Medtronic (NYSE:MDT) said today that it expects to land a substantial windfall once it resolves a dispute with the IRS over the next "couple of years."
In a regulatory filing, Fridley, Minn.-based Medtronic said it expects to repatriate between $500 million and $4.5 billion in overseas cash once the dispute is put to bed.
The cash will be used to lower its debt load, Medtronic said in the filing.
The dispute involves "transfer pricing" among the company’s various units during the tax years 2005 and 2006. Medtronic is disputing the IRS’s adjustments of those transactions. The tax bureau wants Medtronic to cough up $958 million in relation to the transfer pricing. Last month the U.S. Tax Court denied a request by the IRS to issue a partial summary judgment in the case.
In transfer pricing, income is allocated among branches in different countries. It’s a legal tax maneuver companies can use to attribute profits from a product made and sold in the U.S. to a unit in a foreign country. Medtronic gleans more than half of its $16 billion annual take from U.S. sales of devices made in Puerto Rico, but much of that is attributed to a post office box in the Cayman Islands.
Medtronic said it hopes to reach a settlement with the IRS "in the next couple of years."

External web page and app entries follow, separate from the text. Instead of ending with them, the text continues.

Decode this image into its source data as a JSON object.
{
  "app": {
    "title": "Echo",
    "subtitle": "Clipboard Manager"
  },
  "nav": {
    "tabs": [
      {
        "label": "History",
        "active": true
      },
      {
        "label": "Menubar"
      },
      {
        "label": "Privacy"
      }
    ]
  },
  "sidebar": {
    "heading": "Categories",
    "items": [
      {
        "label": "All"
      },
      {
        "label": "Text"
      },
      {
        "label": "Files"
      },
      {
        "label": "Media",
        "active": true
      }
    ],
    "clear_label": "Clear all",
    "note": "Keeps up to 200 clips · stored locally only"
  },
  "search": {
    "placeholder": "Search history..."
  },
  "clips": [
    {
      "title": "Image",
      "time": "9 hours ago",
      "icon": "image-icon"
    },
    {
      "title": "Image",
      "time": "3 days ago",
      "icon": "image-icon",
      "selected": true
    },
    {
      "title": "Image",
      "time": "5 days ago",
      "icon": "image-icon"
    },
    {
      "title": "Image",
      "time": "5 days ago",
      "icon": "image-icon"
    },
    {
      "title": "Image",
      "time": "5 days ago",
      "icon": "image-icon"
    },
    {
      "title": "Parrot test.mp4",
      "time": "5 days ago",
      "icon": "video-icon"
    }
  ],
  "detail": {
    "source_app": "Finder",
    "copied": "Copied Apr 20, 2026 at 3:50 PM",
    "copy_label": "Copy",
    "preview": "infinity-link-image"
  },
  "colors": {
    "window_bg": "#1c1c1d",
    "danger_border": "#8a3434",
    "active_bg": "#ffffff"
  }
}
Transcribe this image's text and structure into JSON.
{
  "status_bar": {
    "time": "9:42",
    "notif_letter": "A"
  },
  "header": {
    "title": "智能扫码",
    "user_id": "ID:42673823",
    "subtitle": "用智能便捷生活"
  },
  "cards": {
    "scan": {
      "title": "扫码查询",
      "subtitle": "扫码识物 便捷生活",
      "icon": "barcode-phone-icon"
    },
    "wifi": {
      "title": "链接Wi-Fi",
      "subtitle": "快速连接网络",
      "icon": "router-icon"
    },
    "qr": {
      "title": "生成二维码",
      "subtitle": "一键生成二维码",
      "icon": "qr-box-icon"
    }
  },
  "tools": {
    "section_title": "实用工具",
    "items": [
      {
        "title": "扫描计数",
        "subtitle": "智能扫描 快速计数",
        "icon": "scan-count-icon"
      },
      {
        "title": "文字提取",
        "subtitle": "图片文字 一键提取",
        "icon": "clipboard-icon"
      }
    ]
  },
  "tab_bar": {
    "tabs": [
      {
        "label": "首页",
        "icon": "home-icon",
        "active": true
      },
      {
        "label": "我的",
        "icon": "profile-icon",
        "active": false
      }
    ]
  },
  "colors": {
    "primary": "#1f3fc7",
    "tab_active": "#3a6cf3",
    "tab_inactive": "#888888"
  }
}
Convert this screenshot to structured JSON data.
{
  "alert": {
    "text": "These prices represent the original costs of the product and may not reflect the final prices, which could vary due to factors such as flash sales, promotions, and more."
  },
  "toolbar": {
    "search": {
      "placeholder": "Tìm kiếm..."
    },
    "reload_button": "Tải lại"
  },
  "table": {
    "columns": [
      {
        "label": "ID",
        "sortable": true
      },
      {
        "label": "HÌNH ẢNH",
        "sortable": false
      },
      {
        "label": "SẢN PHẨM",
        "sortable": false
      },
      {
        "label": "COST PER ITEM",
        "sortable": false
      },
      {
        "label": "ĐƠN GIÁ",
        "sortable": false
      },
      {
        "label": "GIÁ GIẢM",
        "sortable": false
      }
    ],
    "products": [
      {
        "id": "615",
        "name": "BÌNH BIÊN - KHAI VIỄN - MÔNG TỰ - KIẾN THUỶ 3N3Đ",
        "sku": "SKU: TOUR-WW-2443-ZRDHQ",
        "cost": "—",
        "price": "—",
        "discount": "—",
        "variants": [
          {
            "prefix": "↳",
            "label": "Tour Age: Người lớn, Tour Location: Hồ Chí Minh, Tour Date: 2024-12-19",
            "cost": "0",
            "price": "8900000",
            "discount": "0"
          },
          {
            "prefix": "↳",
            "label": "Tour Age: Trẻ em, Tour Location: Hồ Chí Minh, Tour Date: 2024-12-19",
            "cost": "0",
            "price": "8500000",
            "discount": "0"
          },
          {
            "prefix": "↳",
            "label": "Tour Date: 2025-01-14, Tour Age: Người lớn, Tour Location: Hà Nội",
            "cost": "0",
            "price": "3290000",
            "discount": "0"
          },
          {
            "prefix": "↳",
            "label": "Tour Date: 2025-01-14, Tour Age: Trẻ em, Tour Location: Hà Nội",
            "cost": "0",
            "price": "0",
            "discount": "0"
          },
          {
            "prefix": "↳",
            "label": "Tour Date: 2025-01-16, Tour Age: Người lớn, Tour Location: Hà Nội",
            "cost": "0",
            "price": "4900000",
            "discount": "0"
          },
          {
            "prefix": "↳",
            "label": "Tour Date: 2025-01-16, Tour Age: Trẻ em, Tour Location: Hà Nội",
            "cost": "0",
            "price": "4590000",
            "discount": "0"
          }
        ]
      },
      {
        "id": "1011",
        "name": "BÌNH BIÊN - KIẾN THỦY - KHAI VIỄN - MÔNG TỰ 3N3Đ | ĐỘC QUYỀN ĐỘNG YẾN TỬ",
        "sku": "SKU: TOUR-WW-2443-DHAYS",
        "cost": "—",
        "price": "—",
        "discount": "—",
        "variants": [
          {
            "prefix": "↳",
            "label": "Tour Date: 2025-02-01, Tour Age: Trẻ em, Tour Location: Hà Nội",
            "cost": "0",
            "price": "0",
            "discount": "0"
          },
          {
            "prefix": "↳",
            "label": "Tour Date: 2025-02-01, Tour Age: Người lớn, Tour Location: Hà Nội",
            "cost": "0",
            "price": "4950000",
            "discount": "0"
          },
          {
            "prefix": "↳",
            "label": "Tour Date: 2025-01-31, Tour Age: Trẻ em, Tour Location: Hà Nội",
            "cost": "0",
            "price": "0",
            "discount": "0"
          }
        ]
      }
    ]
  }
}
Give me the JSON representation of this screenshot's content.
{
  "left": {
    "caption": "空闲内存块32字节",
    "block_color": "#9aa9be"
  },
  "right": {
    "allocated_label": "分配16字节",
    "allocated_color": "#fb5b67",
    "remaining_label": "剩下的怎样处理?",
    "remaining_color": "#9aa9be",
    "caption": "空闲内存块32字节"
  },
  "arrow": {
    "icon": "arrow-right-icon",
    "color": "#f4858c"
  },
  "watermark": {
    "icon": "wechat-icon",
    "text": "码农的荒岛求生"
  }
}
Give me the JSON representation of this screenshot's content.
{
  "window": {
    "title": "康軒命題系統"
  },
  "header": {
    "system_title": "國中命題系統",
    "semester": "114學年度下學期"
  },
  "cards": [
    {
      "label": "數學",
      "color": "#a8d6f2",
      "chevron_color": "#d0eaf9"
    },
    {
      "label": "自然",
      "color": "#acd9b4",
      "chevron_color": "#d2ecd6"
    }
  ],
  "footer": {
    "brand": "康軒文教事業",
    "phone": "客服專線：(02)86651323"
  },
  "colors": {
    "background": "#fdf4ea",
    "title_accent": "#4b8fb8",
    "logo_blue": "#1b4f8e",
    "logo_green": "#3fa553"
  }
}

"Once resolved, we expect to receive a 1-time movement of cash from our OUS operations to our U.S. operations of between $0.5B and $4.5B for tax years FY05 to FY14 (range is net of tax paid)," the company said in the filing. "We intend to use the majority of this cash to reduce leverage. This event is independent from the transaction with Covidien, but is a component of Medtronic’s leverage-reduction plan."